WHAT NEEDS TO BE DONE: Look through the material below. Copy each line that contains the string "connection".

DATA PROVIDED:
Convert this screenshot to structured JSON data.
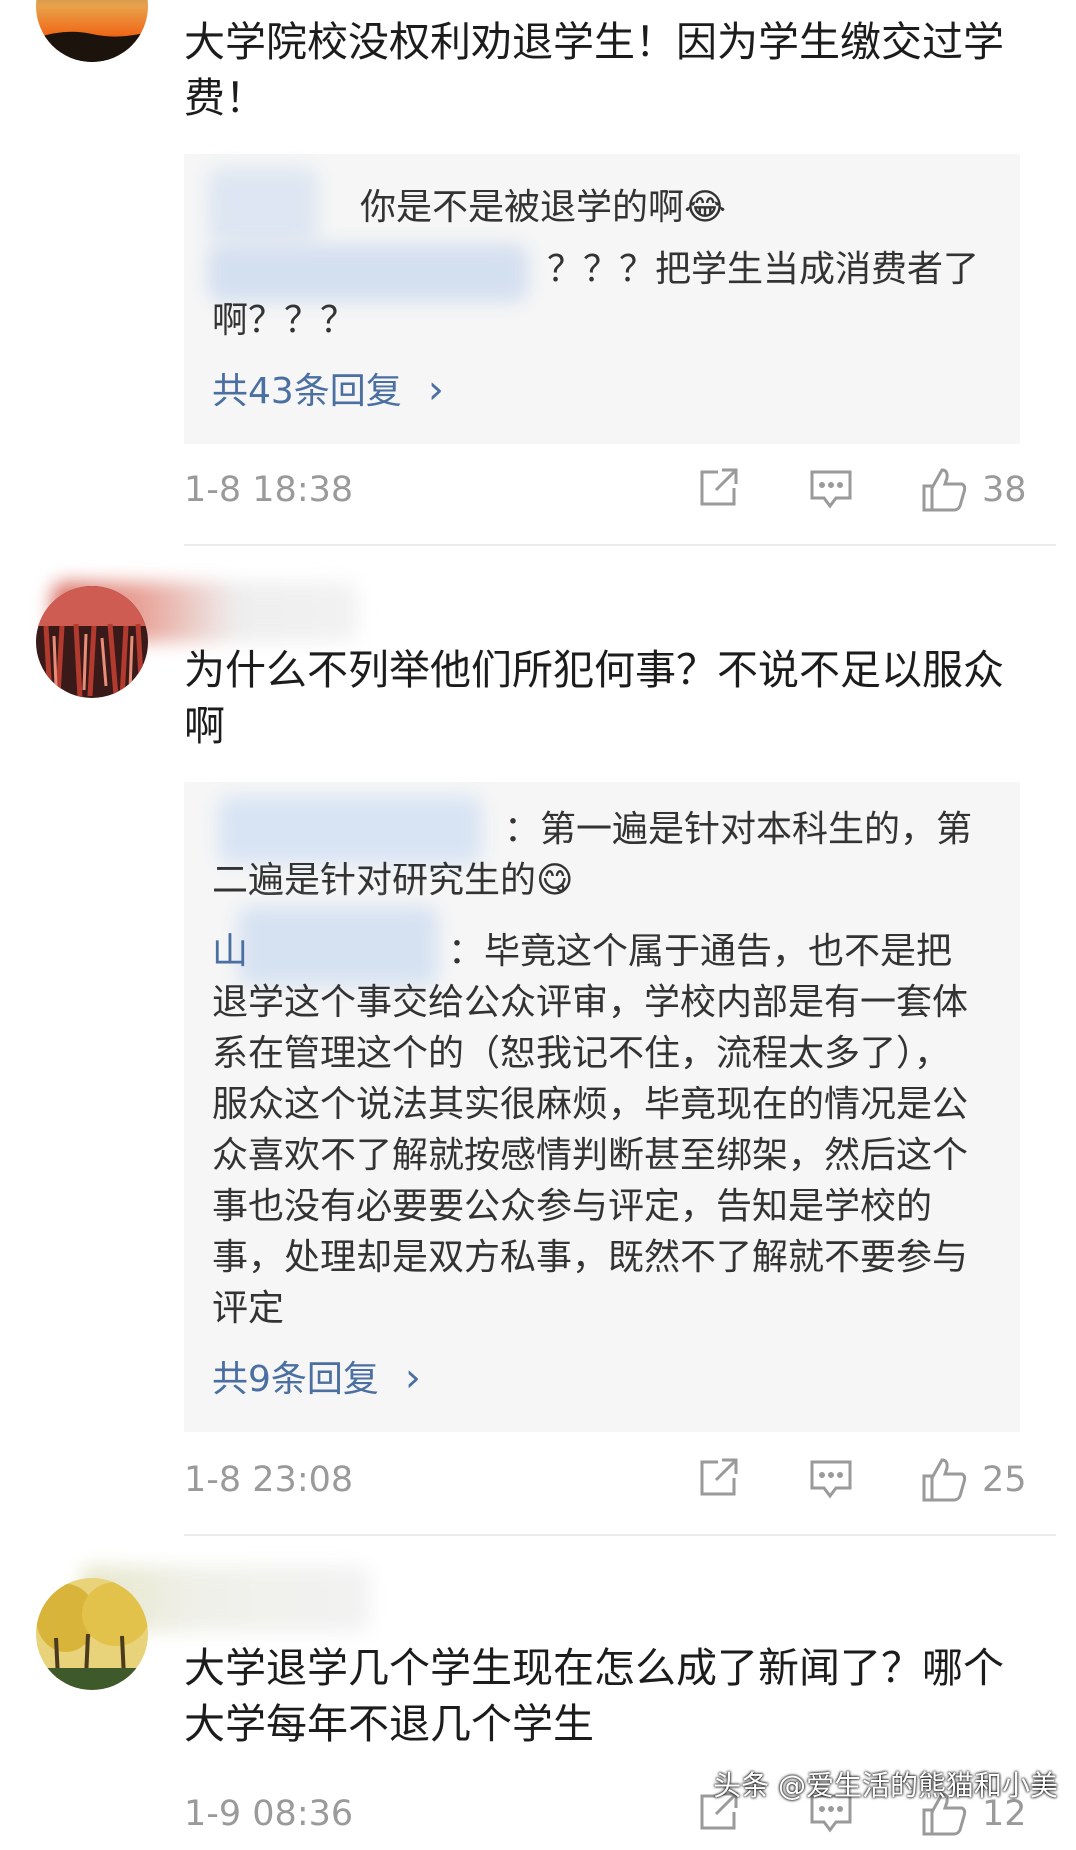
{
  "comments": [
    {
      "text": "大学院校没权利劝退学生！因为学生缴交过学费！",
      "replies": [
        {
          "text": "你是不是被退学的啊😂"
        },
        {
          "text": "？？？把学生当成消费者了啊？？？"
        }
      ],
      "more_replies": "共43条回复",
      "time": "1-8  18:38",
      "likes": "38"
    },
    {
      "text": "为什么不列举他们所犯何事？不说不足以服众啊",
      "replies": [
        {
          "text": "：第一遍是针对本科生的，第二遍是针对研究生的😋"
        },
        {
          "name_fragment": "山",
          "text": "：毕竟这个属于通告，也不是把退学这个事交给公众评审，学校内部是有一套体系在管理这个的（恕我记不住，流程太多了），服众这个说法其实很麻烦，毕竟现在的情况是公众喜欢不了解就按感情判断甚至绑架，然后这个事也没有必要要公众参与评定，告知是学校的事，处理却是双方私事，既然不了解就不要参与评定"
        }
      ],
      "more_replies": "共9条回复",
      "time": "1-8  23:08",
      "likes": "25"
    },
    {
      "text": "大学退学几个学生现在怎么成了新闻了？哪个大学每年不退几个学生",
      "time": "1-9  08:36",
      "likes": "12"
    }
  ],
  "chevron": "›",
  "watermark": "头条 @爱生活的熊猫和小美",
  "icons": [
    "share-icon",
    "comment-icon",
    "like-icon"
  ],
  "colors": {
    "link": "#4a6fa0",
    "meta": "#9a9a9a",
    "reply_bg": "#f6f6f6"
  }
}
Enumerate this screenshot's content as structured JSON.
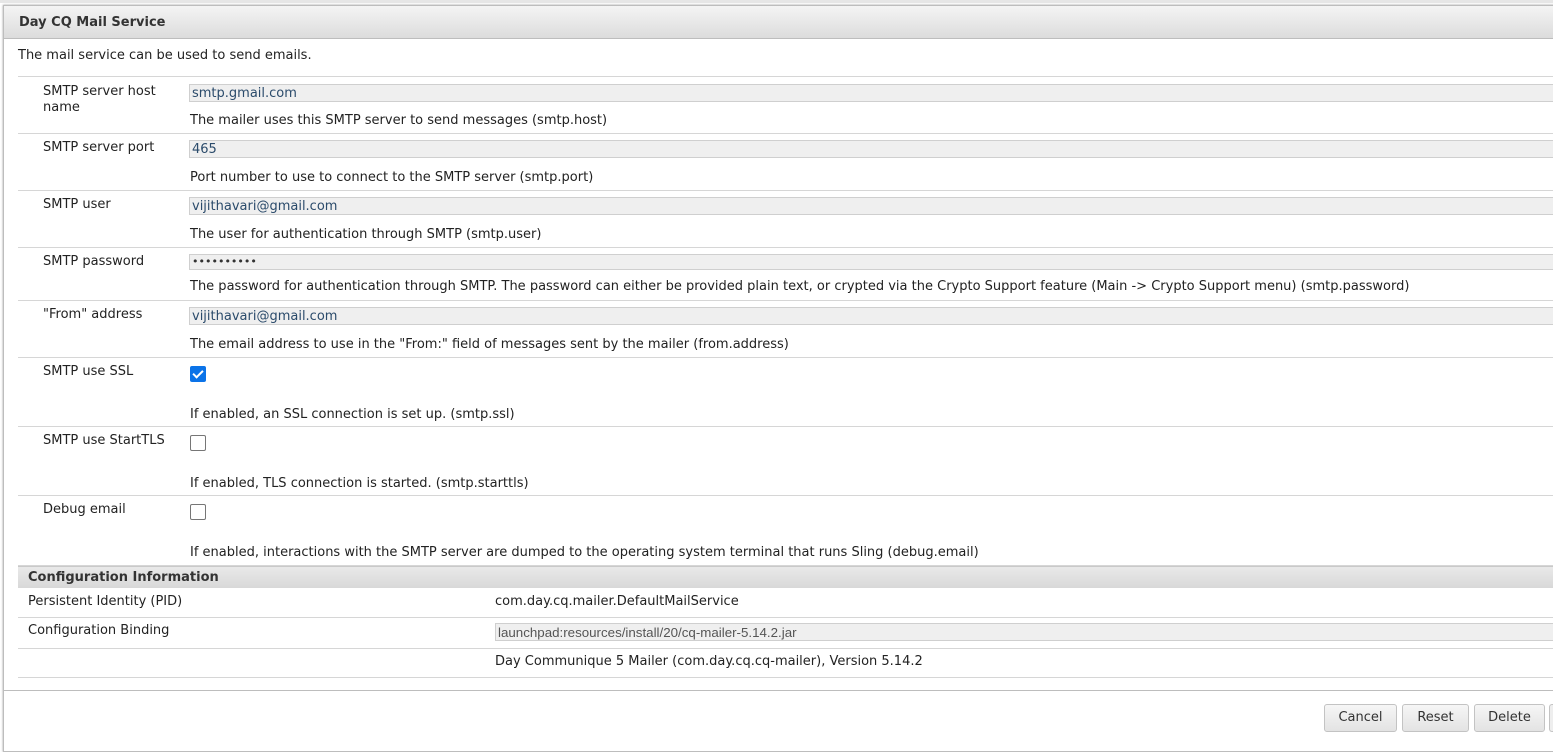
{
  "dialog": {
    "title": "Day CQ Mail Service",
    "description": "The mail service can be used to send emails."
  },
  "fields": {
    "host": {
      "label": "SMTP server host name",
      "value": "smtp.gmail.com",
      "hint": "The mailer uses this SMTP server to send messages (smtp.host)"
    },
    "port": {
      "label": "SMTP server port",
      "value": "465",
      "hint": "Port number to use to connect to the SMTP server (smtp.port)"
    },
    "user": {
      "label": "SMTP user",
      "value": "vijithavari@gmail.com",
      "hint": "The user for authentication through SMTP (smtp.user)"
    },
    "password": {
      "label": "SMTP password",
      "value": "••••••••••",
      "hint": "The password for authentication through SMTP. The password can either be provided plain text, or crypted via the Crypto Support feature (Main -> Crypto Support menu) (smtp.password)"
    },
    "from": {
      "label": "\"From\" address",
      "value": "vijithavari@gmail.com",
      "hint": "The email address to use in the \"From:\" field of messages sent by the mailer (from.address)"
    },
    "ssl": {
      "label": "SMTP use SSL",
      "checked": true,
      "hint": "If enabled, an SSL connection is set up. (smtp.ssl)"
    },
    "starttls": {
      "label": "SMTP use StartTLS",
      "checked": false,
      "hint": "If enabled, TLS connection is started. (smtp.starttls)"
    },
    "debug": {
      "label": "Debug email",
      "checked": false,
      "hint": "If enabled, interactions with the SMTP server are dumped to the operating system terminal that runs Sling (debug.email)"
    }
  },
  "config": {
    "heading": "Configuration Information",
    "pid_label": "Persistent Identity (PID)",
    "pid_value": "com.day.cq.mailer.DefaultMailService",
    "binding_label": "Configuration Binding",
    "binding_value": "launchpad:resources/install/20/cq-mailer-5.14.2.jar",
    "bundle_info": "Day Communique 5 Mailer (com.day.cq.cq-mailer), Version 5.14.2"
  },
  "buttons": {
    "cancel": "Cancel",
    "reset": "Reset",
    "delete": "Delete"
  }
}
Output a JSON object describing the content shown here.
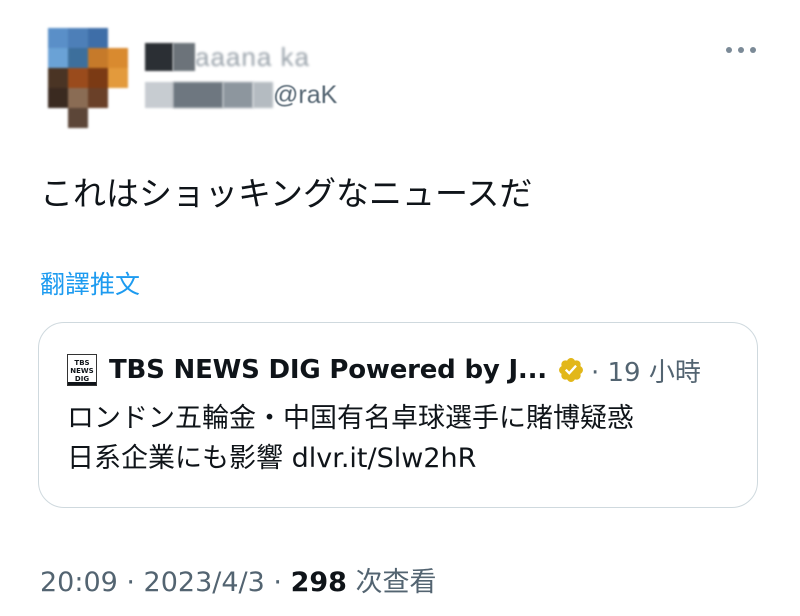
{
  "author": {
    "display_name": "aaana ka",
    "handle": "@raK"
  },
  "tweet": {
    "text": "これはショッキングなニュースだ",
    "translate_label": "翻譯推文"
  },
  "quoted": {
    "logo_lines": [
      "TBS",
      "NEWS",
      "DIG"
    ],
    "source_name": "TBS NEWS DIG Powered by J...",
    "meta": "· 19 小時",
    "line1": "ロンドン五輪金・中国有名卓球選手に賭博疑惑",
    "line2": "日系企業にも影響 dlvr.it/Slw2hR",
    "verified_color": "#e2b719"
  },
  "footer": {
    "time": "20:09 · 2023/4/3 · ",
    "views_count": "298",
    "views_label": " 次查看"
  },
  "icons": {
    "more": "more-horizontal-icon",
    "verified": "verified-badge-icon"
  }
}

RESULT FOR THIS TASK:
      "hint": "If enabled, an SSL connection is set up. (smtp.ssl)"
      "hint": "If enabled, TLS connection is started. (smtp.starttls)"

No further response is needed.